▶ _WHAT TO DO_: Reproduce each record below exactly as written.

▶ _RECORD SET_:
------------------------------------------------------------

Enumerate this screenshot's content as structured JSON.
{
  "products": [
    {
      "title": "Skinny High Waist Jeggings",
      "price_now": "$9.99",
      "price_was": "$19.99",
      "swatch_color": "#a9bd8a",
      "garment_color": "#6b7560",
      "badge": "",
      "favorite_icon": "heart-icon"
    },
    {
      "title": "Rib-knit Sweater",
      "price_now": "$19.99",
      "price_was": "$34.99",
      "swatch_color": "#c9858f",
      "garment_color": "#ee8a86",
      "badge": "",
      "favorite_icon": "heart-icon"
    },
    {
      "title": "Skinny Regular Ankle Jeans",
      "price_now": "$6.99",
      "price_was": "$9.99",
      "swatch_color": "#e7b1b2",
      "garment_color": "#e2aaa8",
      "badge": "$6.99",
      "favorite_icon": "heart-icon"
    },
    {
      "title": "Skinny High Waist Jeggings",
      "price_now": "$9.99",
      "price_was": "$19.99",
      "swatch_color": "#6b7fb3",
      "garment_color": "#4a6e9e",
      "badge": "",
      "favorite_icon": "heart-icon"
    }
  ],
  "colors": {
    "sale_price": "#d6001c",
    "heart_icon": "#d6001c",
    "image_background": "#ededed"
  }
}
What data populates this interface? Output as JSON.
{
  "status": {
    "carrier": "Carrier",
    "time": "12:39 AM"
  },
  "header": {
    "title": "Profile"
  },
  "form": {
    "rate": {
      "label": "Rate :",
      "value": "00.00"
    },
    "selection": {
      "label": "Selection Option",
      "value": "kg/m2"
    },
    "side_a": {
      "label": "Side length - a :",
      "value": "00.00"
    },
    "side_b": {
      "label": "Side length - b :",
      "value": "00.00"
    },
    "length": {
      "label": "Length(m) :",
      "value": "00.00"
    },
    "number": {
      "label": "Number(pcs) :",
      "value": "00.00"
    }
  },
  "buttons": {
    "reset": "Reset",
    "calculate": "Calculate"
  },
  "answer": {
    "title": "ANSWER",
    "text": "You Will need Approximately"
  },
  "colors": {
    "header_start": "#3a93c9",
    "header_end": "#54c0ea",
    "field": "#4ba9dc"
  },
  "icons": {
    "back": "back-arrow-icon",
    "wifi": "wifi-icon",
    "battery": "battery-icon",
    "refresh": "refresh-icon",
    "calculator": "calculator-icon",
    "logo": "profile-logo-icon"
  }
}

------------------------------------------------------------

▶ _SOLUTION FOR THIS PROBLEM_:
Enumerate this screenshot's content as structured JSON.
{
  "products": [
    {
      "title": "Skinny High Waist Jeggings",
      "price_now": "$9.99",
      "price_was": "$19.99",
      "swatch_color": "#a9bd8a",
      "garment_color": "#6b7560",
      "badge": "",
      "favorite_icon": "heart-icon"
    },
    {
      "title": "Rib-knit Sweater",
      "price_now": "$19.99",
      "price_was": "$34.99",
      "swatch_color": "#c9858f",
      "garment_color": "#ee8a86",
      "badge": "",
      "favorite_icon": "heart-icon"
    },
    {
      "title": "Skinny Regular Ankle Jeans",
      "price_now": "$6.99",
      "price_was": "$9.99",
      "swatch_color": "#e7b1b2",
      "garment_color": "#e2aaa8",
      "badge": "$6.99",
      "favorite_icon": "heart-icon"
    },
    {
      "title": "Skinny High Waist Jeggings",
      "price_now": "$9.99",
      "price_was": "$19.99",
      "swatch_color": "#6b7fb3",
      "garment_color": "#4a6e9e",
      "badge": "",
      "favorite_icon": "heart-icon"
    }
  ],
  "colors": {
    "sale_price": "#d6001c",
    "heart_icon": "#d6001c",
    "image_background": "#ededed"
  }
}
What data populates this interface? Output as JSON.
{
  "status": {
    "carrier": "Carrier",
    "time": "12:39 AM"
  },
  "header": {
    "title": "Profile"
  },
  "form": {
    "rate": {
      "label": "Rate :",
      "value": "00.00"
    },
    "selection": {
      "label": "Selection Option",
      "value": "kg/m2"
    },
    "side_a": {
      "label": "Side length - a :",
      "value": "00.00"
    },
    "side_b": {
      "label": "Side length - b :",
      "value": "00.00"
    },
    "length": {
      "label": "Length(m) :",
      "value": "00.00"
    },
    "number": {
      "label": "Number(pcs) :",
      "value": "00.00"
    }
  },
  "buttons": {
    "reset": "Reset",
    "calculate": "Calculate"
  },
  "answer": {
    "title": "ANSWER",
    "text": "You Will need Approximately"
  },
  "colors": {
    "header_start": "#3a93c9",
    "header_end": "#54c0ea",
    "field": "#4ba9dc"
  },
  "icons": {
    "back": "back-arrow-icon",
    "wifi": "wifi-icon",
    "battery": "battery-icon",
    "refresh": "refresh-icon",
    "calculator": "calculator-icon",
    "logo": "profile-logo-icon"
  }
}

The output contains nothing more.